Yes, the wilderness can be a desolate, forbidding place. But it can also be a place that helps prepare us for the work we are called to do. In December each year, we are surrounded by the all of the hustle and bustle of the season; the round of parties, the preparations that we make for family and friends, even the typical year-end and semester-end tasks that confront us. It’s hard to find time for ourselves; it’s even harder to find time for God in our over-scheduled lives. I wonder whether it might be helpful simply to carve out a few minutes here or there, to step away from it all, to enter silence, or to create a wilderness for ourselves where we might open ourselves to encounter with God. This Advent, look for, make way for, a place or time of wilderness.
There’s something else about the wilderness that might be helpful. I’m thinking of John, out there, proclaiming his message of repentance, challenging the political and religious leaders of his day. Many of us might be inclined to feel, at this time in our national life, that we are in a wilderness, that we have lost our way, that our hopes for a better future, a more just society have been deferred indefinitely, perhaps even utterly destroyed.
John did not lose hope. Alongside his prophesies of doom and destruction, he saw the coming of God’s reign, its very nearness. Our hope dare not rest in the political process or in the vagaries of history. Our hope rests in God. Our hope lives in the one whose coming we await even now; the one whose coming promises and proclaims the reign of God; the one whose coming in weakness and humility challenges all of the world’s power; the one whose coming in love shows us the way of love and peace. Thanks be to God.

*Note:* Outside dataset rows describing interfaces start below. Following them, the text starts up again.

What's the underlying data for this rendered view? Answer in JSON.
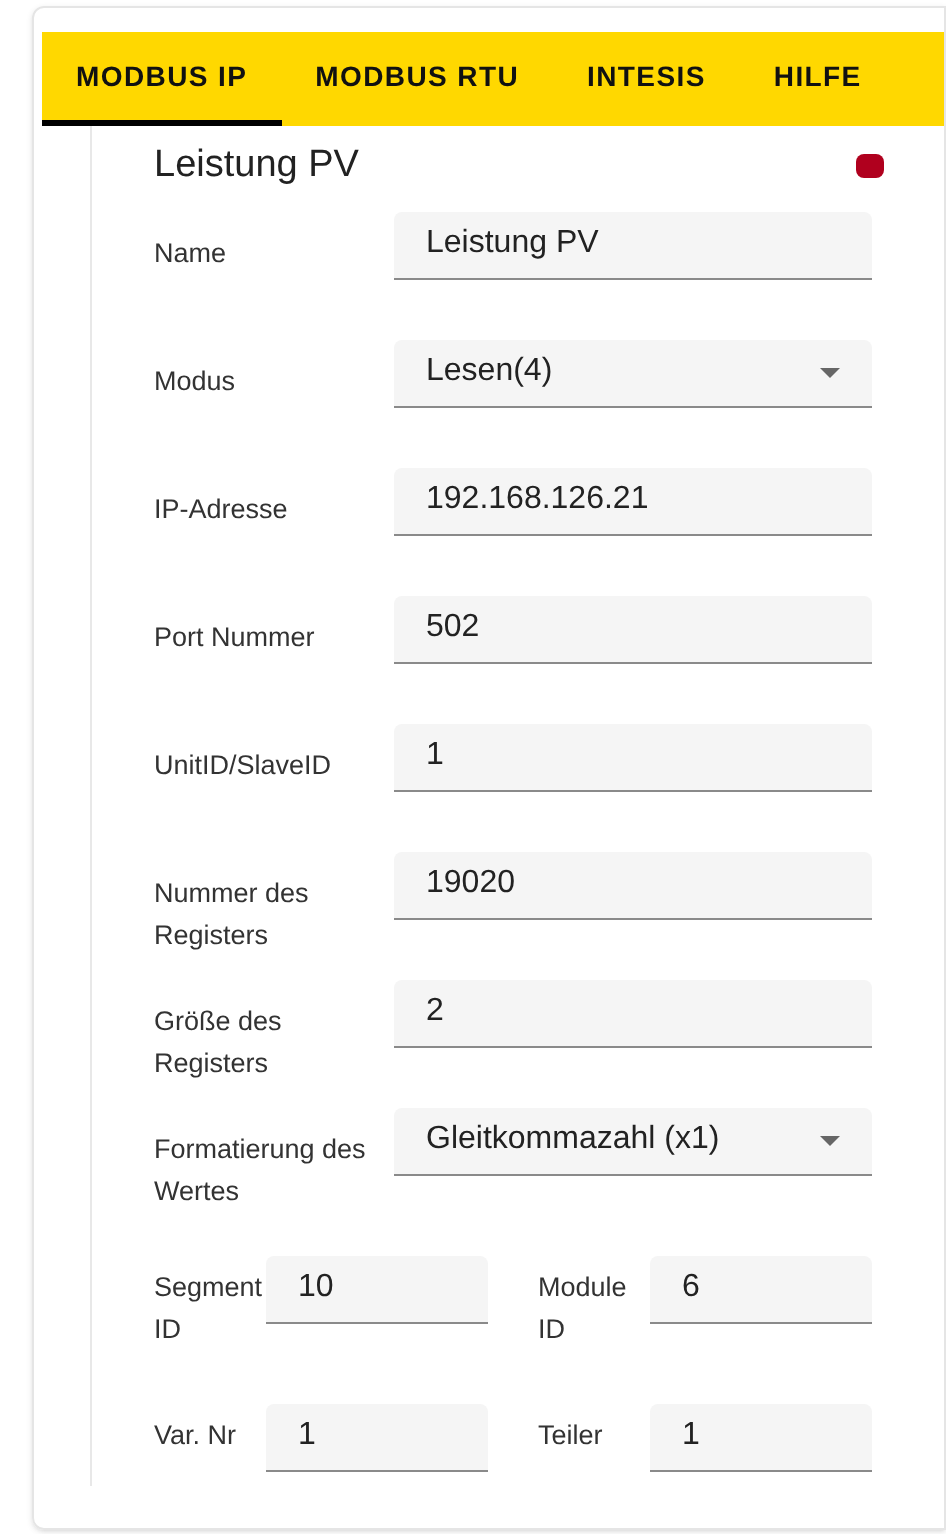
{
  "tabs": [
    {
      "label": "MODBUS IP",
      "selected": true
    },
    {
      "label": "MODBUS RTU",
      "selected": false
    },
    {
      "label": "INTESIS",
      "selected": false
    },
    {
      "label": "HILFE",
      "selected": false
    }
  ],
  "panel": {
    "title": "Leistung PV",
    "fields": [
      {
        "label": "Name",
        "value": "Leistung PV",
        "kind": "text"
      },
      {
        "label": "Modus",
        "value": "Lesen(4)",
        "kind": "select"
      },
      {
        "label": "IP-Adresse",
        "value": "192.168.126.21",
        "kind": "text"
      },
      {
        "label": "Port Nummer",
        "value": "502",
        "kind": "text"
      },
      {
        "label": "UnitID/SlaveID",
        "value": "1",
        "kind": "text"
      },
      {
        "label": "Nummer des Registers",
        "value": "19020",
        "kind": "text"
      },
      {
        "label": "Größe des Registers",
        "value": "2",
        "kind": "text"
      },
      {
        "label": "Formatierung des Wertes",
        "value": "Gleitkommazahl (x1)",
        "kind": "select"
      }
    ],
    "pairs": [
      [
        {
          "label": "Segment ID",
          "value": "10"
        },
        {
          "label": "Module ID",
          "value": "6"
        }
      ],
      [
        {
          "label": "Var. Nr",
          "value": "1"
        },
        {
          "label": "Teiler",
          "value": "1"
        }
      ]
    ]
  }
}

Of all the things we do liturgically, I sometimes think that the Season of Lent presents us in the twenty-first century with the greatest distance from our contemporary world. Lent is a season of repentance and self-examination that flies in the face of our consumerist culture and values. Lent challenges us to focus, when what we want is distraction. Lent is somber when we want to be happy. Lent invites us to self-denial and fasting when we crave self-indulgence. Continue reading